Texas Instruments to buy National Semiconductor for US$6.5bn

5 Apr 2011

Share on FacebookTweet about this on TwitterShare on LinkedInShare on Google+Pin on PinterestShare on RedditEmail this to someone

Share on FacebookTweet about this on TwitterShare on LinkedInShare on Google+Pin on PinterestShare on RedditEmail this to someone

Texas Instruments (TI) has signed a definitive agreement to acquire analog chip maker National Semiconductor for US$6.5bn.

TI will pay US$25 per share in an all-cash transaction. Both companies are leaders in the analog semiconductor business.

The boards of both companies have unanimously approved the transaction.

“This acquisition is about strength and growth,” said Rich Templeton, TI’s chairman, president and chief executive officer.

“National has an excellent development team, and its products combined with our own can offer customers an analog portfolio of unmatched depth and breadth. In recent years, National’s management team has done an outstanding job of improving margins and streamlining expenses, which upon close will increase TI’s profitability and earnings per share, excluding transaction costs.

“Our ability to accelerate National’s growth with our much larger sales force is the foundation of our belief that we can produce strong returns on our investment. The combined sales team will be 10 times larger than National’s is today, and the portfolio will be exposed to more customers in more markets,” Templeton said.

Analog semiconductor portfolios

TI has more than 30,000 analog products in its portfolio while National has more than 12,000 analog products.

Once the transaction is complete, analog semiconductors will account for 50pc of TI’s revenues.

The market for analog semiconductors was US$42bn in 2010. TI is the market leader with 2010 analog revenue of US$6bn, or 14pc of the market. National’s revenue in calendar year 2010 was about US$1.6bn, or 3pc of the market.

“Our two companies complement each other very well,” said Don Macleod, National’s chief executive officer.

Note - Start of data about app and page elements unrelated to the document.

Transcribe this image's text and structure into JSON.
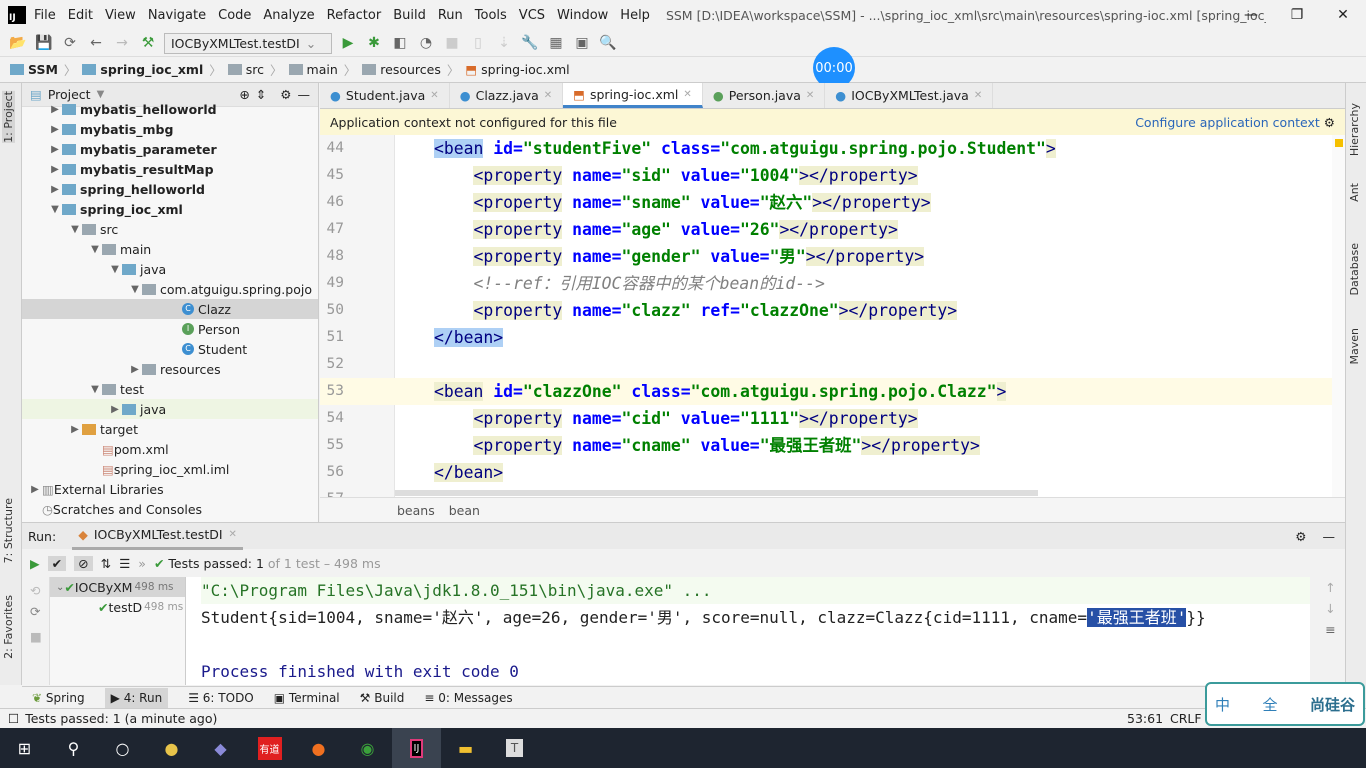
{
  "menubar": {
    "items": [
      "File",
      "Edit",
      "View",
      "Navigate",
      "Code",
      "Analyze",
      "Refactor",
      "Build",
      "Run",
      "Tools",
      "VCS",
      "Window",
      "Help"
    ],
    "title": "SSM [D:\\IDEA\\workspace\\SSM] - ...\\spring_ioc_xml\\src\\main\\resources\\spring-ioc.xml [spring_ioc_xml] - IntelliJ IDEA"
  },
  "toolbar": {
    "run_config": "IOCByXMLTest.testDI"
  },
  "navbar": {
    "crumbs": [
      "SSM",
      "spring_ioc_xml",
      "src",
      "main",
      "resources",
      "spring-ioc.xml"
    ]
  },
  "timer": "00:00",
  "left_stripe": {
    "project": "1: Project",
    "structure": "7: Structure",
    "favorites": "2: Favorites"
  },
  "right_stripe": {
    "hierarchy": "Hierarchy",
    "ant": "Ant",
    "database": "Database",
    "maven": "Maven"
  },
  "project": {
    "title": "Project",
    "tree": [
      {
        "label": "mybatis_helloworld",
        "bold": true,
        "depth": 1,
        "arrow": "▶"
      },
      {
        "label": "mybatis_mbg",
        "bold": true,
        "depth": 1,
        "arrow": "▶"
      },
      {
        "label": "mybatis_parameter",
        "bold": true,
        "depth": 1,
        "arrow": "▶"
      },
      {
        "label": "mybatis_resultMap",
        "bold": true,
        "depth": 1,
        "arrow": "▶"
      },
      {
        "label": "spring_helloworld",
        "bold": true,
        "depth": 1,
        "arrow": "▶"
      },
      {
        "label": "spring_ioc_xml",
        "bold": true,
        "depth": 1,
        "arrow": "▼"
      },
      {
        "label": "src",
        "depth": 2,
        "arrow": "▼"
      },
      {
        "label": "main",
        "depth": 3,
        "arrow": "▼"
      },
      {
        "label": "java",
        "depth": 4,
        "arrow": "▼"
      },
      {
        "label": "com.atguigu.spring.pojo",
        "depth": 5,
        "arrow": "▼"
      },
      {
        "label": "Clazz",
        "depth": 7,
        "kind": "class"
      },
      {
        "label": "Person",
        "depth": 7,
        "kind": "interface"
      },
      {
        "label": "Student",
        "depth": 7,
        "kind": "class"
      },
      {
        "label": "resources",
        "depth": 5,
        "arrow": "▶"
      },
      {
        "label": "test",
        "depth": 3,
        "arrow": "▼"
      },
      {
        "label": "java",
        "depth": 4,
        "arrow": "▶"
      },
      {
        "label": "target",
        "depth": 2,
        "arrow": "▶"
      },
      {
        "label": "pom.xml",
        "depth": 3
      },
      {
        "label": "spring_ioc_xml.iml",
        "depth": 3
      },
      {
        "label": "External Libraries",
        "depth": 0,
        "arrow": "▶"
      },
      {
        "label": "Scratches and Consoles",
        "depth": 0
      }
    ]
  },
  "tabs": [
    {
      "label": "Student.java"
    },
    {
      "label": "Clazz.java"
    },
    {
      "label": "spring-ioc.xml",
      "active": true
    },
    {
      "label": "Person.java"
    },
    {
      "label": "IOCByXMLTest.java"
    }
  ],
  "notification": {
    "text": "Application context not configured for this file",
    "link": "Configure application context"
  },
  "code": [
    {
      "n": "44",
      "t": [
        [
          "tag",
          "<bean",
          1
        ],
        [
          "plain",
          " "
        ],
        [
          "attr",
          "id="
        ],
        [
          "str",
          "\"studentFive\""
        ],
        [
          "plain",
          " "
        ],
        [
          "attr",
          "class="
        ],
        [
          "str",
          "\"com.atguigu.spring.pojo.Student\""
        ],
        [
          "tag",
          ">"
        ]
      ]
    },
    {
      "n": "45",
      "t": [
        [
          "plain",
          "    "
        ],
        [
          "tag",
          "<property"
        ],
        [
          "plain",
          " "
        ],
        [
          "attr",
          "name="
        ],
        [
          "str",
          "\"sid\""
        ],
        [
          "plain",
          " "
        ],
        [
          "attr",
          "value="
        ],
        [
          "str",
          "\"1004\""
        ],
        [
          "tag",
          "></property>"
        ]
      ]
    },
    {
      "n": "46",
      "t": [
        [
          "plain",
          "    "
        ],
        [
          "tag",
          "<property"
        ],
        [
          "plain",
          " "
        ],
        [
          "attr",
          "name="
        ],
        [
          "str",
          "\"sname\""
        ],
        [
          "plain",
          " "
        ],
        [
          "attr",
          "value="
        ],
        [
          "str",
          "\"赵六\""
        ],
        [
          "tag",
          "></property>"
        ]
      ]
    },
    {
      "n": "47",
      "t": [
        [
          "plain",
          "    "
        ],
        [
          "tag",
          "<property"
        ],
        [
          "plain",
          " "
        ],
        [
          "attr",
          "name="
        ],
        [
          "str",
          "\"age\""
        ],
        [
          "plain",
          " "
        ],
        [
          "attr",
          "value="
        ],
        [
          "str",
          "\"26\""
        ],
        [
          "tag",
          "></property>"
        ]
      ]
    },
    {
      "n": "48",
      "t": [
        [
          "plain",
          "    "
        ],
        [
          "tag",
          "<property"
        ],
        [
          "plain",
          " "
        ],
        [
          "attr",
          "name="
        ],
        [
          "str",
          "\"gender\""
        ],
        [
          "plain",
          " "
        ],
        [
          "attr",
          "value="
        ],
        [
          "str",
          "\"男\""
        ],
        [
          "tag",
          "></property>"
        ]
      ]
    },
    {
      "n": "49",
      "t": [
        [
          "plain",
          "    "
        ],
        [
          "cmt",
          "<!--ref：引用IOC容器中的某个bean的id-->"
        ]
      ]
    },
    {
      "n": "50",
      "t": [
        [
          "plain",
          "    "
        ],
        [
          "tag",
          "<property"
        ],
        [
          "plain",
          " "
        ],
        [
          "attr",
          "name="
        ],
        [
          "str",
          "\"clazz\""
        ],
        [
          "plain",
          " "
        ],
        [
          "attr",
          "ref="
        ],
        [
          "str",
          "\"clazzOne\""
        ],
        [
          "tag",
          "></property>"
        ]
      ]
    },
    {
      "n": "51",
      "t": [
        [
          "match",
          "</bean>"
        ]
      ]
    },
    {
      "n": "52",
      "t": []
    },
    {
      "n": "53",
      "cur": true,
      "t": [
        [
          "tag",
          "<bean"
        ],
        [
          "plain",
          " "
        ],
        [
          "attr",
          "id="
        ],
        [
          "str",
          "\"clazzOne\""
        ],
        [
          "plain",
          " "
        ],
        [
          "attr",
          "class="
        ],
        [
          "str",
          "\"com.atguigu.spring.pojo.Clazz\""
        ],
        [
          "tag",
          ">"
        ]
      ]
    },
    {
      "n": "54",
      "t": [
        [
          "plain",
          "    "
        ],
        [
          "tag",
          "<property"
        ],
        [
          "plain",
          " "
        ],
        [
          "attr",
          "name="
        ],
        [
          "str",
          "\"cid\""
        ],
        [
          "plain",
          " "
        ],
        [
          "attr",
          "value="
        ],
        [
          "str",
          "\"1111\""
        ],
        [
          "tag",
          "></property>"
        ]
      ]
    },
    {
      "n": "55",
      "t": [
        [
          "plain",
          "    "
        ],
        [
          "tag",
          "<property"
        ],
        [
          "plain",
          " "
        ],
        [
          "attr",
          "name="
        ],
        [
          "str",
          "\"cname\""
        ],
        [
          "plain",
          " "
        ],
        [
          "attr",
          "value="
        ],
        [
          "str",
          "\"最强王者班\""
        ],
        [
          "tag",
          "></property>"
        ]
      ]
    },
    {
      "n": "56",
      "t": [
        [
          "tag",
          "</bean>"
        ]
      ]
    },
    {
      "n": "57",
      "t": []
    }
  ],
  "editor_breadcrumb": [
    "beans",
    "bean"
  ],
  "run": {
    "label": "Run:",
    "tab": "IOCByXMLTest.testDI",
    "status_prefix": "Tests passed:",
    "status_count": "1",
    "status_suffix": "of 1 test – 498 ms",
    "tree": [
      {
        "label": "IOCByXM",
        "time": "498 ms"
      },
      {
        "label": "testD",
        "time": "498 ms"
      }
    ],
    "console": {
      "line1": "\"C:\\Program Files\\Java\\jdk1.8.0_151\\bin\\java.exe\" ...",
      "line2_pre": "Student{sid=1004, sname='赵六', age=26, gender='男', score=null, clazz=Clazz{cid=1111, cname=",
      "line2_sel": "'最强王者班'",
      "line2_post": "}}",
      "line4": "Process finished with exit code 0"
    }
  },
  "tool_windows": [
    "Spring",
    "4: Run",
    "6: TODO",
    "Terminal",
    "Build",
    "0: Messages"
  ],
  "status": {
    "message": "Tests passed: 1 (a minute ago)",
    "position": "53:61",
    "line_sep": "CRLF"
  },
  "ime": {
    "left": "中",
    "mid": "全",
    "brand": "尚硅谷"
  },
  "taskbar": {
    "apps": [
      "start-icon",
      "search-icon",
      "cortana-icon",
      "app-icon",
      "app-icon",
      "youdao-icon",
      "firefox-icon",
      "chrome-icon",
      "intellij-icon",
      "explorer-icon",
      "typora-icon"
    ],
    "youdao": "有道",
    "intellij": "IJ",
    "typora": "T"
  },
  "colors": {
    "accent": "#4083c9",
    "selection": "#2750a6",
    "notification_bg": "#fcf7d5",
    "taskbar": "#1e2530"
  }
}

“TI has much greater scale in the marketplace, with its larger portfolio of products and its large global sales force. This provides a platform to enhance National’s strong and highly profitable analog capability, power management in particular, leading to meaningful growth,” McLeod said.

The transaction is expected to close in six to nine months.

Editor John Kennedy is an award-winning technology journalist.

editorial@siliconrepublic.com